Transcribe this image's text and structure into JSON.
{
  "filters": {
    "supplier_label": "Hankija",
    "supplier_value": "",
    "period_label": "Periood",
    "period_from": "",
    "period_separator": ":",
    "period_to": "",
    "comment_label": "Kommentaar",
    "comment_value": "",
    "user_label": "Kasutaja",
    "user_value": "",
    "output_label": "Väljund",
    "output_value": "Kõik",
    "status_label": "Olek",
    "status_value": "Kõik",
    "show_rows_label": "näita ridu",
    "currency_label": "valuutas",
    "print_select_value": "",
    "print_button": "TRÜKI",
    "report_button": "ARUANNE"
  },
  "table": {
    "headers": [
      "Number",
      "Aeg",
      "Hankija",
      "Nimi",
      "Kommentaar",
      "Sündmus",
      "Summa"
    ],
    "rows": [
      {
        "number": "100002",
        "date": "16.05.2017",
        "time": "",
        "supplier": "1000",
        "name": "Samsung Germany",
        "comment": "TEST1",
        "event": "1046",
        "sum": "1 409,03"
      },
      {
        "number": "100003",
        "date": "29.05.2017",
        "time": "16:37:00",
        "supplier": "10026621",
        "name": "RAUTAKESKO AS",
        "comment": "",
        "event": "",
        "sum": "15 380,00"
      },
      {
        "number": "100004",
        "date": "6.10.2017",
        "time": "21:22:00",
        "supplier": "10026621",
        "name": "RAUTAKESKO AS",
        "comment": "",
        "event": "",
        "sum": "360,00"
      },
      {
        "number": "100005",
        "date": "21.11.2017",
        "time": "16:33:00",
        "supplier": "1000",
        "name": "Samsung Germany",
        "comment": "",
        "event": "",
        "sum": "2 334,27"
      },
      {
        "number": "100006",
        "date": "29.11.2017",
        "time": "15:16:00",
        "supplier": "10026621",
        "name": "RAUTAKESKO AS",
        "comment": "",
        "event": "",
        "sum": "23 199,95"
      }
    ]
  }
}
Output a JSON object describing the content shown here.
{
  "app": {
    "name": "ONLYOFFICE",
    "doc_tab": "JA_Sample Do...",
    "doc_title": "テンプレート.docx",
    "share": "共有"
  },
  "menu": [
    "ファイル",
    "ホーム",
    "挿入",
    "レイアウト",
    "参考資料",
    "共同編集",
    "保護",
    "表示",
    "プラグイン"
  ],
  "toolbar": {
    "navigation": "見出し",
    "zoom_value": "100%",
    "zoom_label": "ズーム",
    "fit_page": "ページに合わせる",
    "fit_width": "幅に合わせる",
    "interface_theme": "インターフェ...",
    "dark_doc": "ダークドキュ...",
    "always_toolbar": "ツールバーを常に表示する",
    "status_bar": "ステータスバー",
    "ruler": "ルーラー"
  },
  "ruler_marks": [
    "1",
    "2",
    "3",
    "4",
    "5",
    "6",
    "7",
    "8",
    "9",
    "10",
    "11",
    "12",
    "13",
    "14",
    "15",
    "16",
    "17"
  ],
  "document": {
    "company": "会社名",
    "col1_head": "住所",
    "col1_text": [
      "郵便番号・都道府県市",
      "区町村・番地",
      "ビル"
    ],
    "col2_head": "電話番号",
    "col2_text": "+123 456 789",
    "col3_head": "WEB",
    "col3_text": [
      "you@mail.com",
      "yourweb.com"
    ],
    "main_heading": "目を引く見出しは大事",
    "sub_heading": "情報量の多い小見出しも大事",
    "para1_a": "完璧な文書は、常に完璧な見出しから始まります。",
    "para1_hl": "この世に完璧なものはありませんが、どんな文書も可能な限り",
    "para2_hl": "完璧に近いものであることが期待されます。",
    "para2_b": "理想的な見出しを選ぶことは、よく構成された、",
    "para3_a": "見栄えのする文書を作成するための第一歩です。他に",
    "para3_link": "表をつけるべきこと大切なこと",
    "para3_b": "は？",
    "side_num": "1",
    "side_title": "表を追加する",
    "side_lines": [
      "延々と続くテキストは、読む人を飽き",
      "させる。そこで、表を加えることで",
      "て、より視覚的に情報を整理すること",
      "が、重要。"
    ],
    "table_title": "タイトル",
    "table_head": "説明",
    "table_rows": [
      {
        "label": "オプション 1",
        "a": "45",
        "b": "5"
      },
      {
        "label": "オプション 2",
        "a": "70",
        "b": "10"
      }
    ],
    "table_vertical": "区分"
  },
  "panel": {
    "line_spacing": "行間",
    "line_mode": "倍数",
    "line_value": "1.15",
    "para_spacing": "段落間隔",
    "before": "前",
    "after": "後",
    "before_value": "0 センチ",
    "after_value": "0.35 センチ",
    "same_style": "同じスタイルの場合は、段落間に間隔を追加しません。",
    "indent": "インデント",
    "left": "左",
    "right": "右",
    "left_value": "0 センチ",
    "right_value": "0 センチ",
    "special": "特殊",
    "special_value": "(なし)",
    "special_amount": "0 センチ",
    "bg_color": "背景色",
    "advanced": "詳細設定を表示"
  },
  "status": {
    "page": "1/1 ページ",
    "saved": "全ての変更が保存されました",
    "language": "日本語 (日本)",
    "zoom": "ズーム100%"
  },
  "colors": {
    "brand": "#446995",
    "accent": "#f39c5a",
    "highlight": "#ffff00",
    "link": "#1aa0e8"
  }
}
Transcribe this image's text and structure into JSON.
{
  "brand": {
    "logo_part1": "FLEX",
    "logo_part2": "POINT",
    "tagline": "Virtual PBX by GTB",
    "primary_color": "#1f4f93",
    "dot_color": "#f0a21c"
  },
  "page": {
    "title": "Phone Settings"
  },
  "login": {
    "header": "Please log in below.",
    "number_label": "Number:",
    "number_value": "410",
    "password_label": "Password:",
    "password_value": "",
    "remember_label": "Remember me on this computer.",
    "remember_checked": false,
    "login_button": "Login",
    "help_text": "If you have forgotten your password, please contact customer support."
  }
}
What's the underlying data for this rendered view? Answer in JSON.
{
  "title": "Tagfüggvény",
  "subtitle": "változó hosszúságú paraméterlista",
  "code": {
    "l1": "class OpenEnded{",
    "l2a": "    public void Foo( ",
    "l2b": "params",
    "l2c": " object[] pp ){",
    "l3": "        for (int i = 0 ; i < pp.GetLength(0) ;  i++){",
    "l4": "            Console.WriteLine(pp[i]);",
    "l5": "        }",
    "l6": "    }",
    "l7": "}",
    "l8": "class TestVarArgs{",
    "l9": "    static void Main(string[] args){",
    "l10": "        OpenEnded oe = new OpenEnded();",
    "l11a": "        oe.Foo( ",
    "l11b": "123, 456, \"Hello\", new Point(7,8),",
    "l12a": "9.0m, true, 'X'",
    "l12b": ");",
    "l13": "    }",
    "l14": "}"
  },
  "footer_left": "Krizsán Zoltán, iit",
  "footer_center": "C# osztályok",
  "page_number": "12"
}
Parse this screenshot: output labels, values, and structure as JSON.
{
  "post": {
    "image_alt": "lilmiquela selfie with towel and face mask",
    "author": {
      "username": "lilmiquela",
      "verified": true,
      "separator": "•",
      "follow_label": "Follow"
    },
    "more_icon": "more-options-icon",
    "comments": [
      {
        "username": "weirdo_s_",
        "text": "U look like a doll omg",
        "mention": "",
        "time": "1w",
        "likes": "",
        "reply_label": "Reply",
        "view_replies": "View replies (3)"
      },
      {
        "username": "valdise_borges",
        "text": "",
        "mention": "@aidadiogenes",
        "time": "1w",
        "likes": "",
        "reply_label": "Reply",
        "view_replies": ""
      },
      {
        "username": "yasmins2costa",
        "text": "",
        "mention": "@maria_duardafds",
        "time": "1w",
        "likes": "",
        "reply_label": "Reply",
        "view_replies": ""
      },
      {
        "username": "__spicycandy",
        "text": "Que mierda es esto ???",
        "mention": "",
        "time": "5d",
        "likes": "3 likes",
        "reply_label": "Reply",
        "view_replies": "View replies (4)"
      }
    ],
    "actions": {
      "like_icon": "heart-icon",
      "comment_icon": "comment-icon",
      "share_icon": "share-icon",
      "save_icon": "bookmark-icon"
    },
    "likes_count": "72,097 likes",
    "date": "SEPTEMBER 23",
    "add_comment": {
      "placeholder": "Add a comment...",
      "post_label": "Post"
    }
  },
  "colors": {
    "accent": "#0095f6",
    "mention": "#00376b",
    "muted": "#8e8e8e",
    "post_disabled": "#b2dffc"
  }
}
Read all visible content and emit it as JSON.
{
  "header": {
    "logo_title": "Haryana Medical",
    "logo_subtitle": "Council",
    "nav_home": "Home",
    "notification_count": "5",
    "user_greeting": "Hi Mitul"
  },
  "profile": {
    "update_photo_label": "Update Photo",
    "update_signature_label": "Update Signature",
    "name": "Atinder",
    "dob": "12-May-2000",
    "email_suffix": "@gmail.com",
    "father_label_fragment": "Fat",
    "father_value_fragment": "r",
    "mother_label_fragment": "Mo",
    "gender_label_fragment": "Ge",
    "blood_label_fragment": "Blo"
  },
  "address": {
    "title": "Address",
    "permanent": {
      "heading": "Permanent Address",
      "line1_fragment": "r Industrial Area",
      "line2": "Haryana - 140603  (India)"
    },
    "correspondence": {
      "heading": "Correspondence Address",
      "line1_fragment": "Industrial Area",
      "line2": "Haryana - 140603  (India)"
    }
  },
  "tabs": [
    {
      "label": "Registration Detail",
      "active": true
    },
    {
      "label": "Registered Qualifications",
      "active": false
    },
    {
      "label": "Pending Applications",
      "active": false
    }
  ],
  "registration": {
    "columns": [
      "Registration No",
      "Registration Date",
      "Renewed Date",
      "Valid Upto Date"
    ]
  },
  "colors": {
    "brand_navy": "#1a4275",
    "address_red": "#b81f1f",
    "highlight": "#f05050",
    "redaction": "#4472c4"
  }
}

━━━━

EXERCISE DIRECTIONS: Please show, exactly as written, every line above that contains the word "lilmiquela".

OUTPUT OF THE TASK:
    "image_alt": "lilmiquela selfie with towel and face mask",
      "username": "lilmiquela",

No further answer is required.